◆ What is expected
Exactly as written, retype all of the records that come next.

[[ Task input open ]]

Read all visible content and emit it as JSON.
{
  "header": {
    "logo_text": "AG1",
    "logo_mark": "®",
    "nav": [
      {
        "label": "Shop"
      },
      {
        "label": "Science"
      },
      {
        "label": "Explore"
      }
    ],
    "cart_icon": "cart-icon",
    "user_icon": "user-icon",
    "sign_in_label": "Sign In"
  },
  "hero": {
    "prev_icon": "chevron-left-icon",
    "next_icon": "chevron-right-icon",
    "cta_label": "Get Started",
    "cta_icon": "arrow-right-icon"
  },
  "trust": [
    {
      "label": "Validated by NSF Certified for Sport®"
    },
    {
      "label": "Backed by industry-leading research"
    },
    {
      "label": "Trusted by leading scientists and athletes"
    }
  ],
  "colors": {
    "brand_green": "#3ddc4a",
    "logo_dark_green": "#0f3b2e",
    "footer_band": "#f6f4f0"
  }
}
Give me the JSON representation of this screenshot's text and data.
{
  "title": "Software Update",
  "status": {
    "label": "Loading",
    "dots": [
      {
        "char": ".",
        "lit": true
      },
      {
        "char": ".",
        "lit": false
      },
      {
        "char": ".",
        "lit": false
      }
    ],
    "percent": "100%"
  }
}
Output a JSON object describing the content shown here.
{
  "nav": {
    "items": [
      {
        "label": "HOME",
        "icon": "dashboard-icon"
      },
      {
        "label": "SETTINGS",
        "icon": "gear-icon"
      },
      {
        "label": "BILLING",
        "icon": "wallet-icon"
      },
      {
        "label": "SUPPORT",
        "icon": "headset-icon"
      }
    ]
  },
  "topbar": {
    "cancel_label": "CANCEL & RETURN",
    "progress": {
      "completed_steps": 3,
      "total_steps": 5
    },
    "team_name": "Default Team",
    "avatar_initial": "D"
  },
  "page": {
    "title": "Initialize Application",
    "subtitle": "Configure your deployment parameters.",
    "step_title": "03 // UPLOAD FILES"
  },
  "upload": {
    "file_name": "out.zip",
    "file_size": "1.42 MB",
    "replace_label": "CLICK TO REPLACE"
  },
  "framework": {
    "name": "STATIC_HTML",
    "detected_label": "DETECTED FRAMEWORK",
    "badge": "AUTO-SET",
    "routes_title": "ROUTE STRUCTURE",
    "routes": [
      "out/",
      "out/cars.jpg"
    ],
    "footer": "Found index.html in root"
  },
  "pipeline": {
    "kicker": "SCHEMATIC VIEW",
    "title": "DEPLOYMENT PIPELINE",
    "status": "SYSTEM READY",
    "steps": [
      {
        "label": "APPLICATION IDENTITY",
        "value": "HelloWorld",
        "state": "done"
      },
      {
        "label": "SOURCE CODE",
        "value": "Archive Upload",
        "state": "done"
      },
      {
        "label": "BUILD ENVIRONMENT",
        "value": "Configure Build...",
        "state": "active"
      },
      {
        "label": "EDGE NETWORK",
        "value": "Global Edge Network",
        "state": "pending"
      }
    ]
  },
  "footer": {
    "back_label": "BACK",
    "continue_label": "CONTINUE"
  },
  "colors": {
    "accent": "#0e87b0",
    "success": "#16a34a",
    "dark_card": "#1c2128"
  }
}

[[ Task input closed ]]

◆ Reply
Read all visible content and emit it as JSON.
{
  "header": {
    "logo_text": "AG1",
    "logo_mark": "®",
    "nav": [
      {
        "label": "Shop"
      },
      {
        "label": "Science"
      },
      {
        "label": "Explore"
      }
    ],
    "cart_icon": "cart-icon",
    "user_icon": "user-icon",
    "sign_in_label": "Sign In"
  },
  "hero": {
    "prev_icon": "chevron-left-icon",
    "next_icon": "chevron-right-icon",
    "cta_label": "Get Started",
    "cta_icon": "arrow-right-icon"
  },
  "trust": [
    {
      "label": "Validated by NSF Certified for Sport®"
    },
    {
      "label": "Backed by industry-leading research"
    },
    {
      "label": "Trusted by leading scientists and athletes"
    }
  ],
  "colors": {
    "brand_green": "#3ddc4a",
    "logo_dark_green": "#0f3b2e",
    "footer_band": "#f6f4f0"
  }
}
Give me the JSON representation of this screenshot's text and data.
{
  "title": "Software Update",
  "status": {
    "label": "Loading",
    "dots": [
      {
        "char": ".",
        "lit": true
      },
      {
        "char": ".",
        "lit": false
      },
      {
        "char": ".",
        "lit": false
      }
    ],
    "percent": "100%"
  }
}
Output a JSON object describing the content shown here.
{
  "nav": {
    "items": [
      {
        "label": "HOME",
        "icon": "dashboard-icon"
      },
      {
        "label": "SETTINGS",
        "icon": "gear-icon"
      },
      {
        "label": "BILLING",
        "icon": "wallet-icon"
      },
      {
        "label": "SUPPORT",
        "icon": "headset-icon"
      }
    ]
  },
  "topbar": {
    "cancel_label": "CANCEL & RETURN",
    "progress": {
      "completed_steps": 3,
      "total_steps": 5
    },
    "team_name": "Default Team",
    "avatar_initial": "D"
  },
  "page": {
    "title": "Initialize Application",
    "subtitle": "Configure your deployment parameters.",
    "step_title": "03 // UPLOAD FILES"
  },
  "upload": {
    "file_name": "out.zip",
    "file_size": "1.42 MB",
    "replace_label": "CLICK TO REPLACE"
  },
  "framework": {
    "name": "STATIC_HTML",
    "detected_label": "DETECTED FRAMEWORK",
    "badge": "AUTO-SET",
    "routes_title": "ROUTE STRUCTURE",
    "routes": [
      "out/",
      "out/cars.jpg"
    ],
    "footer": "Found index.html in root"
  },
  "pipeline": {
    "kicker": "SCHEMATIC VIEW",
    "title": "DEPLOYMENT PIPELINE",
    "status": "SYSTEM READY",
    "steps": [
      {
        "label": "APPLICATION IDENTITY",
        "value": "HelloWorld",
        "state": "done"
      },
      {
        "label": "SOURCE CODE",
        "value": "Archive Upload",
        "state": "done"
      },
      {
        "label": "BUILD ENVIRONMENT",
        "value": "Configure Build...",
        "state": "active"
      },
      {
        "label": "EDGE NETWORK",
        "value": "Global Edge Network",
        "state": "pending"
      }
    ]
  },
  "footer": {
    "back_label": "BACK",
    "continue_label": "CONTINUE"
  },
  "colors": {
    "accent": "#0e87b0",
    "success": "#16a34a",
    "dark_card": "#1c2128"
  }
}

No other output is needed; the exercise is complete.